• **Requirement**
Pull every line holding the string "subtitle" from the records below.

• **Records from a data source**

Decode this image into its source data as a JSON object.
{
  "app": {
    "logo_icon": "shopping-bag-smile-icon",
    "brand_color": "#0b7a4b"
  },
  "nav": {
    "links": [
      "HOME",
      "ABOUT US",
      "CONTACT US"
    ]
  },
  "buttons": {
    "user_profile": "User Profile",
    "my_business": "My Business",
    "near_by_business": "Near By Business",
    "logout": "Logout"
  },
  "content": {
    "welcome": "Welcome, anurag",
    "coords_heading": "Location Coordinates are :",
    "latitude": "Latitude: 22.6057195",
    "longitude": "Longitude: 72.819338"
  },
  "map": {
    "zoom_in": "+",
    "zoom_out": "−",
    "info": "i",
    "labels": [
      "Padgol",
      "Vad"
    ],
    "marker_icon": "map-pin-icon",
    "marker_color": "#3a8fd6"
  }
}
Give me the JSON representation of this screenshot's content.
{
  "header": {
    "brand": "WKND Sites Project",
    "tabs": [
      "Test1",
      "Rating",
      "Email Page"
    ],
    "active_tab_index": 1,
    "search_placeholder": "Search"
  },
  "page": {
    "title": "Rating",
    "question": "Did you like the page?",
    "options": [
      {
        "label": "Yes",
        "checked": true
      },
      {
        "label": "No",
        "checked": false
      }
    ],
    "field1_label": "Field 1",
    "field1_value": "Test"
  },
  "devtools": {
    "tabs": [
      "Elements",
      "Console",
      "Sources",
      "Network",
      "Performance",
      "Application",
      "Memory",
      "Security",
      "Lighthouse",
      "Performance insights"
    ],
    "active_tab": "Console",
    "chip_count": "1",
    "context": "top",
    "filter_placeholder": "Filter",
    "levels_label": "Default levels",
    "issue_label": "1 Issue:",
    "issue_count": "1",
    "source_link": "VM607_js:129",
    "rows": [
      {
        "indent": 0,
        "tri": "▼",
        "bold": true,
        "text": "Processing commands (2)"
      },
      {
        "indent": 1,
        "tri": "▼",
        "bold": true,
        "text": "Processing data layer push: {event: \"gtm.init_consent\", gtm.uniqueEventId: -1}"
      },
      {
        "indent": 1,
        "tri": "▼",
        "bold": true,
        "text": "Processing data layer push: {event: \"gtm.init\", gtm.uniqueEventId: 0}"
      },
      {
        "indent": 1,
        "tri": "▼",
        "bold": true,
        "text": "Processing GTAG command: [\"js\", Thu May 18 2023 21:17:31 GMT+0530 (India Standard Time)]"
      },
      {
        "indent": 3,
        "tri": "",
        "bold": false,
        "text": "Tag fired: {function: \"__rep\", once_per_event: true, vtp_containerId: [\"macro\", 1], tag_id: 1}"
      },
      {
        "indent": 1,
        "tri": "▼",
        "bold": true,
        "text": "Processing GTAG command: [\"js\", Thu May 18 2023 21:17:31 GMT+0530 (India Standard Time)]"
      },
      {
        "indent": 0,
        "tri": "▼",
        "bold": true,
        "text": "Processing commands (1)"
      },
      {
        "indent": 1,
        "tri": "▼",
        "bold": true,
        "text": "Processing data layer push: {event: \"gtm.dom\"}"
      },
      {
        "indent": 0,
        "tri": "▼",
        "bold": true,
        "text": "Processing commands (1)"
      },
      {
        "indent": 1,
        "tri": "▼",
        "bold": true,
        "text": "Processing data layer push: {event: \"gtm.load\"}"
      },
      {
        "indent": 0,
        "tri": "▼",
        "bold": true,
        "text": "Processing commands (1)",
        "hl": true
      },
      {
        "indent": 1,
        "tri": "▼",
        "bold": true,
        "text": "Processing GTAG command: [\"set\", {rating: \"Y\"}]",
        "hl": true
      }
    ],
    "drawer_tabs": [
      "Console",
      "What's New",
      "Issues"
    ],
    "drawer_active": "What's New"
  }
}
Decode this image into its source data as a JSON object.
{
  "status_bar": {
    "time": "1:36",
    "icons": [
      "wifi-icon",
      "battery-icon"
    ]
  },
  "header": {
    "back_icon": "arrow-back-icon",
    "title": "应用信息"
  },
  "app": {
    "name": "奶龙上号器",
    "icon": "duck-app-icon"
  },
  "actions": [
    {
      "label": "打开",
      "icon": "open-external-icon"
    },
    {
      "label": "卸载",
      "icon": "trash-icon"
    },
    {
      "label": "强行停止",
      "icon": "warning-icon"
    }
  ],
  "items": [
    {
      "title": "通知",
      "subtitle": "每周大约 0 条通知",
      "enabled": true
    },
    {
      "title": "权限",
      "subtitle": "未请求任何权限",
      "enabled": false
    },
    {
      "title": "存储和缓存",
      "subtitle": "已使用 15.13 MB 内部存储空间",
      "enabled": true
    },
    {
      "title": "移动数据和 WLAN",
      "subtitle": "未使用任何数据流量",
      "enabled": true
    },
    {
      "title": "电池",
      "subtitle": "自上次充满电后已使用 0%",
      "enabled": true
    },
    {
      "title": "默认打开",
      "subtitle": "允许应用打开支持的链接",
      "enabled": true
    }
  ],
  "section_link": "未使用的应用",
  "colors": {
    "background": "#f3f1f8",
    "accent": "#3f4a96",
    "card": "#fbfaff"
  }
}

• **Answer box**
      "subtitle": "每周大约 0 条通知",
      "subtitle": "未请求任何权限",
      "subtitle": "已使用 15.13 MB 内部存储空间",
      "subtitle": "未使用任何数据流量",
      "subtitle": "自上次充满电后已使用 0%",
      "subtitle": "允许应用打开支持的链接",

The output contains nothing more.